On the other hand, when applying via Italian consulates in the U.S. (except for the consulate in Boston at the time of the writing of this article), the fee paid to the consulate to process a citizenship application also includes the cost for the consulate to certify the translations. In order for a consular clerk to certify translations, you will need to provide the consulate with the original documents via mail or you might need to submit them in person. You will need to pay a fee in order to obtain the certifications. This information is available on the consulate’s website in a specific table which outlines the consulate’s services and costs. If you reside in the U.S., for instance, but your ancestor lived in Argentina you may need to retrieve documents from Argentina. In order for the Italian consulate in the U.S. to accept the documents issued in Argentina you will need to certify the translation from Spanish to Italian. In this case, the best course of action is to ask an Italian Consulate in Argentina to certify the translations prior to submitting the documents in the U.S.
What happens if I became a citizen of the country in which I am applying for Italian citizenship?
If you are a resident of the country in which you intend to file your application for Italian citizenship by descent and you have also become a citizen of that country, aside from your family’s vital records, you will also need the certificate of naturalization from the country of which you became a citizen. The documents issued from the country in which you emigrated will need to comply with the requirements of that country, and generally they will not need a certified translation. On the other hand, the U.S. documents will need to comply with the U.S. law on vital records and legalization and may require a certified translation. However, please note that if you became a citizen through naturalization of the country in which you emigrated before August 15th, 1992 you lost your right to Italian citizenship.

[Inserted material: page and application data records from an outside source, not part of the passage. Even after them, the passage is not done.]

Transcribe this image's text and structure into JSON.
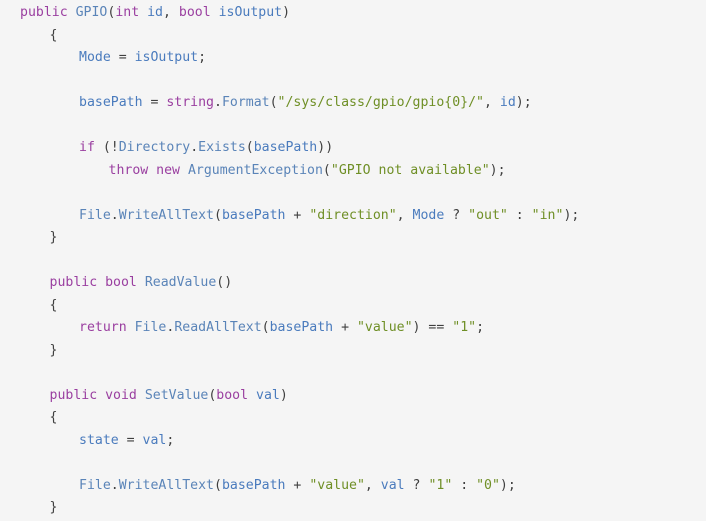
{
  "editor": {
    "background": "#f5f5f5",
    "page_background": "#ffffff",
    "language": "csharp",
    "colors": {
      "keyword": "#9a3fa0",
      "type": "#5a84b8",
      "method": "#5a84b8",
      "identifier": "#4a7bbd",
      "string": "#6f8f26",
      "punctuation": "#3f3f3f"
    }
  },
  "code": {
    "lines": [
      {
        "indent": 0,
        "tokens": [
          {
            "t": "public",
            "c": "kw"
          },
          {
            "t": " ",
            "c": "punct"
          },
          {
            "t": "GPIO",
            "c": "type"
          },
          {
            "t": "(",
            "c": "punct"
          },
          {
            "t": "int",
            "c": "kw"
          },
          {
            "t": " ",
            "c": "punct"
          },
          {
            "t": "id",
            "c": "id"
          },
          {
            "t": ", ",
            "c": "punct"
          },
          {
            "t": "bool",
            "c": "kw"
          },
          {
            "t": " ",
            "c": "punct"
          },
          {
            "t": "isOutput",
            "c": "id"
          },
          {
            "t": ")",
            "c": "punct"
          }
        ]
      },
      {
        "indent": 1,
        "tokens": [
          {
            "t": "{",
            "c": "brace"
          }
        ]
      },
      {
        "indent": 2,
        "tokens": [
          {
            "t": "Mode",
            "c": "id"
          },
          {
            "t": " = ",
            "c": "op"
          },
          {
            "t": "isOutput",
            "c": "id"
          },
          {
            "t": ";",
            "c": "punct"
          }
        ]
      },
      {
        "indent": 0,
        "tokens": []
      },
      {
        "indent": 2,
        "tokens": [
          {
            "t": "basePath",
            "c": "id"
          },
          {
            "t": " = ",
            "c": "op"
          },
          {
            "t": "string",
            "c": "kw"
          },
          {
            "t": ".",
            "c": "punct"
          },
          {
            "t": "Format",
            "c": "fn"
          },
          {
            "t": "(",
            "c": "punct"
          },
          {
            "t": "\"/sys/class/gpio/gpio{0}/\"",
            "c": "str"
          },
          {
            "t": ", ",
            "c": "punct"
          },
          {
            "t": "id",
            "c": "id"
          },
          {
            "t": ");",
            "c": "punct"
          }
        ]
      },
      {
        "indent": 0,
        "tokens": []
      },
      {
        "indent": 2,
        "tokens": [
          {
            "t": "if",
            "c": "kw"
          },
          {
            "t": " (!",
            "c": "punct"
          },
          {
            "t": "Directory",
            "c": "type"
          },
          {
            "t": ".",
            "c": "punct"
          },
          {
            "t": "Exists",
            "c": "fn"
          },
          {
            "t": "(",
            "c": "punct"
          },
          {
            "t": "basePath",
            "c": "id"
          },
          {
            "t": "))",
            "c": "punct"
          }
        ]
      },
      {
        "indent": 3,
        "tokens": [
          {
            "t": "throw",
            "c": "kw"
          },
          {
            "t": " ",
            "c": "punct"
          },
          {
            "t": "new",
            "c": "kw"
          },
          {
            "t": " ",
            "c": "punct"
          },
          {
            "t": "ArgumentException",
            "c": "type"
          },
          {
            "t": "(",
            "c": "punct"
          },
          {
            "t": "\"GPIO not available\"",
            "c": "str"
          },
          {
            "t": ");",
            "c": "punct"
          }
        ]
      },
      {
        "indent": 0,
        "tokens": []
      },
      {
        "indent": 2,
        "tokens": [
          {
            "t": "File",
            "c": "type"
          },
          {
            "t": ".",
            "c": "punct"
          },
          {
            "t": "WriteAllText",
            "c": "fn"
          },
          {
            "t": "(",
            "c": "punct"
          },
          {
            "t": "basePath",
            "c": "id"
          },
          {
            "t": " + ",
            "c": "op"
          },
          {
            "t": "\"direction\"",
            "c": "str"
          },
          {
            "t": ", ",
            "c": "punct"
          },
          {
            "t": "Mode",
            "c": "id"
          },
          {
            "t": " ? ",
            "c": "op"
          },
          {
            "t": "\"out\"",
            "c": "str"
          },
          {
            "t": " : ",
            "c": "op"
          },
          {
            "t": "\"in\"",
            "c": "str"
          },
          {
            "t": ");",
            "c": "punct"
          }
        ]
      },
      {
        "indent": 1,
        "tokens": [
          {
            "t": "}",
            "c": "brace"
          }
        ]
      },
      {
        "indent": 0,
        "tokens": []
      },
      {
        "indent": 1,
        "tokens": [
          {
            "t": "public",
            "c": "kw"
          },
          {
            "t": " ",
            "c": "punct"
          },
          {
            "t": "bool",
            "c": "kw"
          },
          {
            "t": " ",
            "c": "punct"
          },
          {
            "t": "ReadValue",
            "c": "fn"
          },
          {
            "t": "()",
            "c": "punct"
          }
        ]
      },
      {
        "indent": 1,
        "tokens": [
          {
            "t": "{",
            "c": "brace"
          }
        ]
      },
      {
        "indent": 2,
        "tokens": [
          {
            "t": "return",
            "c": "kw"
          },
          {
            "t": " ",
            "c": "punct"
          },
          {
            "t": "File",
            "c": "type"
          },
          {
            "t": ".",
            "c": "punct"
          },
          {
            "t": "ReadAllText",
            "c": "fn"
          },
          {
            "t": "(",
            "c": "punct"
          },
          {
            "t": "basePath",
            "c": "id"
          },
          {
            "t": " + ",
            "c": "op"
          },
          {
            "t": "\"value\"",
            "c": "str"
          },
          {
            "t": ") == ",
            "c": "op"
          },
          {
            "t": "\"1\"",
            "c": "str"
          },
          {
            "t": ";",
            "c": "punct"
          }
        ]
      },
      {
        "indent": 1,
        "tokens": [
          {
            "t": "}",
            "c": "brace"
          }
        ]
      },
      {
        "indent": 0,
        "tokens": []
      },
      {
        "indent": 1,
        "tokens": [
          {
            "t": "public",
            "c": "kw"
          },
          {
            "t": " ",
            "c": "punct"
          },
          {
            "t": "void",
            "c": "kw"
          },
          {
            "t": " ",
            "c": "punct"
          },
          {
            "t": "SetValue",
            "c": "fn"
          },
          {
            "t": "(",
            "c": "punct"
          },
          {
            "t": "bool",
            "c": "kw"
          },
          {
            "t": " ",
            "c": "punct"
          },
          {
            "t": "val",
            "c": "id"
          },
          {
            "t": ")",
            "c": "punct"
          }
        ]
      },
      {
        "indent": 1,
        "tokens": [
          {
            "t": "{",
            "c": "brace"
          }
        ]
      },
      {
        "indent": 2,
        "tokens": [
          {
            "t": "state",
            "c": "id"
          },
          {
            "t": " = ",
            "c": "op"
          },
          {
            "t": "val",
            "c": "id"
          },
          {
            "t": ";",
            "c": "punct"
          }
        ]
      },
      {
        "indent": 0,
        "tokens": []
      },
      {
        "indent": 2,
        "tokens": [
          {
            "t": "File",
            "c": "type"
          },
          {
            "t": ".",
            "c": "punct"
          },
          {
            "t": "WriteAllText",
            "c": "fn"
          },
          {
            "t": "(",
            "c": "punct"
          },
          {
            "t": "basePath",
            "c": "id"
          },
          {
            "t": " + ",
            "c": "op"
          },
          {
            "t": "\"value\"",
            "c": "str"
          },
          {
            "t": ", ",
            "c": "punct"
          },
          {
            "t": "val",
            "c": "id"
          },
          {
            "t": " ? ",
            "c": "op"
          },
          {
            "t": "\"1\"",
            "c": "str"
          },
          {
            "t": " : ",
            "c": "op"
          },
          {
            "t": "\"0\"",
            "c": "str"
          },
          {
            "t": ");",
            "c": "punct"
          }
        ]
      },
      {
        "indent": 1,
        "tokens": [
          {
            "t": "}",
            "c": "brace"
          }
        ]
      }
    ]
  }
}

If you would like further information about applying for Italian citizenship by descent via an Italian consulate abroad please watch the Italian citizenship podcast - episode 43 or visit ICA’s website. If you would like a free assessment of your eligibility, do not hesitate to contact us at either firstname.lastname@example.org or at +1 323-892- 0861.